See the Florida FWC’s website (link below) for a very good list of tips to increase fish survivability. Here are some of my favorites, from them and my own experience:
- The bigger a fish is, the worse taking it out of the water is for it, because of gravity’s effect on organs and body
parts. 2. Never pull a fish up onto the beach, or worse, the rocks, where it can bang its head, lose slime, and suffocate. 3. Never hold a big fish vertically, as with a boga grip. This is a totally unnatural position and their skeleton and internal
organs are not built for it. The head will actually partially detach from the body, and the fish will die a slow death from starvation. Instead support the fish horizontally with one hand just behind the gills or, if necessary, by the jaw, and the other hand under the belly, preferably to the tail side of the belly for better balance. 4. Never grab a fish by the gills, period. 5. Don’t try to remove a hook from a fish’s gill rakers. The fish will almost surely bleed out and die. Instead, cut the leader as close to the hook as possible. The hook will rust out in a matter of days, and the fish, if handled properly, should be tough enough to survive until that happens.

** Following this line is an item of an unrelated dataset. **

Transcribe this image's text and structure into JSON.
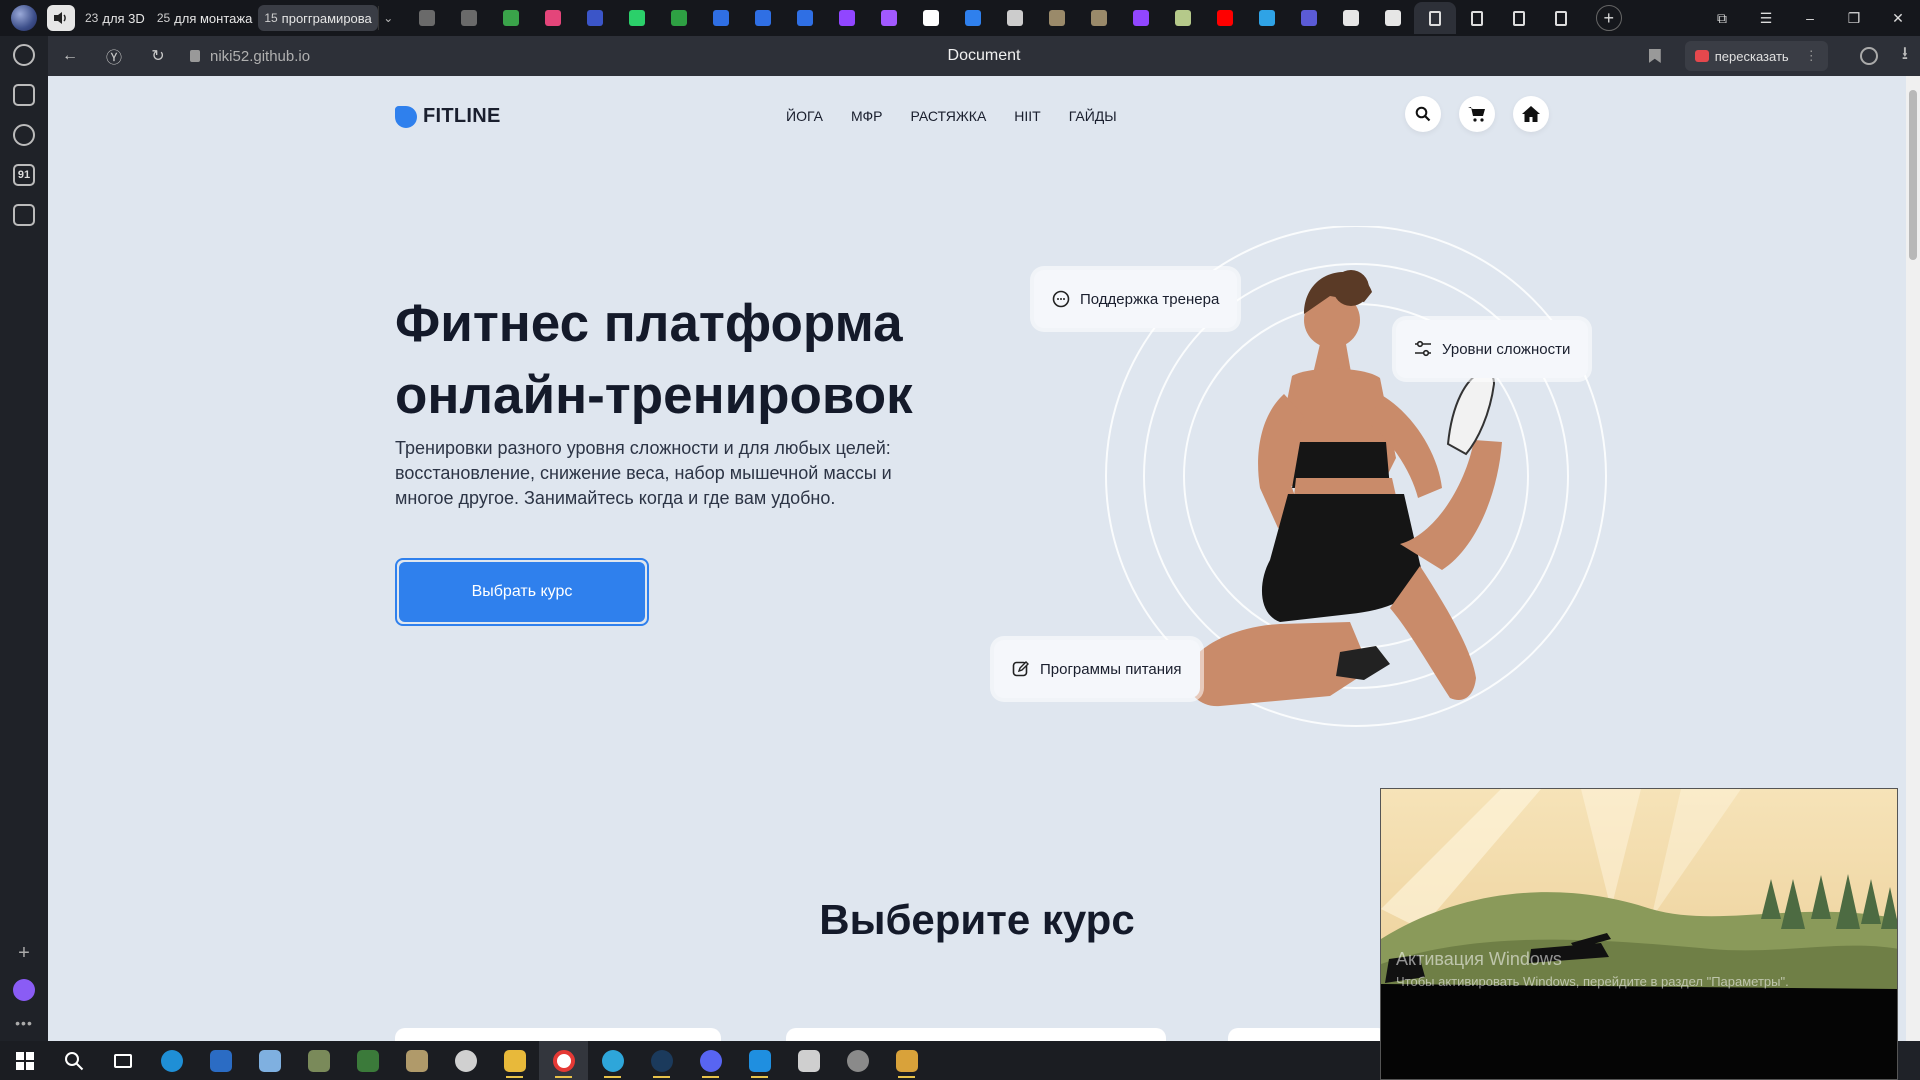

Avoid using stainless steel hooks for this reason. 6. Instead of bringing a fish up into a boat, try to take the picture with the fish boatside at water level, as is commonly done with tarpon. If you must bring a fish up to your level in a boat, try to hold it over the water so if it falls it doesn’t do a death bounce onto the boat. 7. Don’t move the fish forwards and backwards while releasing it. Backwards movement is unnatural and harmful. If the water is still, hold the fish in place. If there is current, always hold the fish head into the current. 8. Try barbless hooks. I know, to some people that is anathema. But trust me, you really won’t notice a difference in landing fish as long as you apply proper pressure. And it will save you so much trouble, and save the fish, when unhooking almost any fish, especially those hooked in tough spots. And if you ever hook yourself, you will thank me. 9. Get a release net for landing smaller fish out of a boat. This will significantly reduce fight and landing times. 10. Instead of taking a bunch of photos, put your phone on burst mode before you land a fish, so that you can take a bunch of photos per second, ensuring that you get at least one shot where you and the fish both look good.
I’m not perfect. In the past, I’ve placed some fish on the grass and the dirt to get photos. I’m sure I’ve held fish out of the water too long before, and taken too many pictures. But the point is that we can all do better. If we want good fishing to continue in this world of ever increasing population and fishing pressure then we all need to do our part to protect the resource. If it’s a choice between taking good care of a fish and getting a photo, choose the fish’s health! Making sure that a maximum number of our fish survive directly benefits our future selves as well as our fellow anglers.
Sources: Florida FWC. Cryptic Mortality and Its Effects. https://myfwc.com/research/saltwater/fish/snook/cryptic-mortality/
Florida FWC. Techniques to Reduce Catch and Release Mortality. https://myfwc.com/research/saltwater/fish/snook/reduce-catch-release-mortality/